Heather Graham arriving for the European premiere of The Hangover III at the Empire Leicester Square, London
Bafta awards 2011: the real winners and losers
The King's Speech is a very good film. We're all agreed on that. But there was something so stiflingly predictable about its BAFTA board-sweeping: seven statues including Best Film, Outstanding British Film and Leading Actor. Most of this year's film awards have dutifully fallen into line to bow at its majesty and BAFTA was no exception. You wonder whether some voters simply buckled to the inevitable.
Of course, it would be a bad show if British awards failed to back their best Oscar bet. But with its history of supporting homegrown talent, it seems a shame that other fantastic UK films were all but snubbed as a result. Mike Leigh's Another Year is arguably as good as The King's Speech (less royalty, more boozing) and Lesley Manville's hilarious and poignant turn was far more memorable than Helena's. Clio Barnard's docu-drama The Arbor was astonishing and oh yes, there was Made In Dagenham, as the camera reminded us every time it swept past Miranda Richardson's stony face.
Bafta awards 2011: Who won what?
The only other safe bets were in categories The King's Speech wasn't up for - a fact pointed out by host Jonathan Ross. No surprises regarding Toy Story 3 for Animated Film or Aaron Sorkin's Adapted Screenplay win for the razor-sharp The Social Network. Basically, if you're ever a writer in Sorkin's category, you can just forget it.
So inevitable was The King's Speech triumph that many other nominees simply didn't bother to turn up. David Fincher's bluff was called when he actually won Best Director over TKS's Tom Hooper - oops. No sign of Christian Bale, whose Supporting turn in The Fighter may yet give BAFTA-winner Geoffrey Rush a run for his money in the Oscars. Meantime True Grit teen Hailee Steinfeld looked like she wished she'd stayed at home when Natalie Portman bagged the Leading Actress award.
Natalie had the best excuse for not turning up: she's pregnant and unable to fly. Shame rival Annette Bening didn't get a chance to show off that frock on stage - our guess is it was a very close call between her and the equally deserving Natalie. Meanwhile Tom Hardy failed to show his pretty face for his Rising Star award: too busy being an established star, perhaps.

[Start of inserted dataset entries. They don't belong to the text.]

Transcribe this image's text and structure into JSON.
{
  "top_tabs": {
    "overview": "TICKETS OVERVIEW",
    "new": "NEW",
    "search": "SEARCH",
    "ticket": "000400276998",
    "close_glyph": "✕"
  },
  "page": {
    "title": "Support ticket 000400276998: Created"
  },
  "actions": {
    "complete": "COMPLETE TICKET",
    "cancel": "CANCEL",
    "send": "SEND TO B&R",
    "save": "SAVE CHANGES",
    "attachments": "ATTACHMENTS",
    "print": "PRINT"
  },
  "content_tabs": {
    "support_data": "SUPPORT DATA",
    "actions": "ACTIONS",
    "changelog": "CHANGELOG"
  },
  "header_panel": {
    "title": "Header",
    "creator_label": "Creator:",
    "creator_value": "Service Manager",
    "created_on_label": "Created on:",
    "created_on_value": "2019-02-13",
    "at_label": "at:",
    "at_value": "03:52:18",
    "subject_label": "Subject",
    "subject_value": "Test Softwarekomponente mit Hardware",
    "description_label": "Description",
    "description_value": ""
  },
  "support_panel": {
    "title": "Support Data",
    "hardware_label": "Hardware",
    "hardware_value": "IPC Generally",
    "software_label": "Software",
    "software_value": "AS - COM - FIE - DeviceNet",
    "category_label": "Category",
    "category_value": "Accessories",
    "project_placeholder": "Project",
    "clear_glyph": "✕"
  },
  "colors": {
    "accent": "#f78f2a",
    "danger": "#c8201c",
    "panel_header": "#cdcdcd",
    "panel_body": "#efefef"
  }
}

No doubt wary of repeating past mistakes, the usually amusing Jonathan Ross played it as safe as he could, his most controversial line being a gag about Ken Loach and Mike Leigh living in a council flat (did you see Leigh's face?He LOVED it). Ross's biggest risk was his facial hair - a definite fail that prompted a flurry of pirate/musketeer-related tweets.
As ever, BAFTA assembled a glittering array of stars to present the awards, only to force them to read a bland autocue speech in a robotic fashion (although Jessica Alba seemed to think she was reading an erotic novel. Badly.)
Hurrah, then, for the autocue mishap that woke everyone up. The irony of Rosamund Pike and Dominic Cooper fluffing their Original Screenplay intro was initially lost amid the sense that this might be a deliberate joke. It wasn't. Still, props to Ros for actually trying: Dominic won't win any fans for leaving her out to dry like a selfish schoolkid. Meanwhile Gerard Butler not only showed the Americans what he really speaks like but managed to inject mild humour, for which we were pathetically grateful. Strange that the worst actors are sometimes the best at this bit.
Best speeches Helena Bonham-Carter's lengthy ramble seemed a bit rubbish until later in the ceremony, when it emerged as one of the evening's highlights. At least she had a bit of spark. Still, co-star Firth was elegant as always while The King's Speech scribe David Seidler and Fellowship recipient Christopher Lee were both reassuringly heartfelt, with 88-year-old Lee bringing added suspense to the table (can he still talk? Will he keel over?). General rule: the older the actor, the better the speech. We look forward to Firth's Fellowship acceptance in 2049.
Bafta awards 2011: Who won what?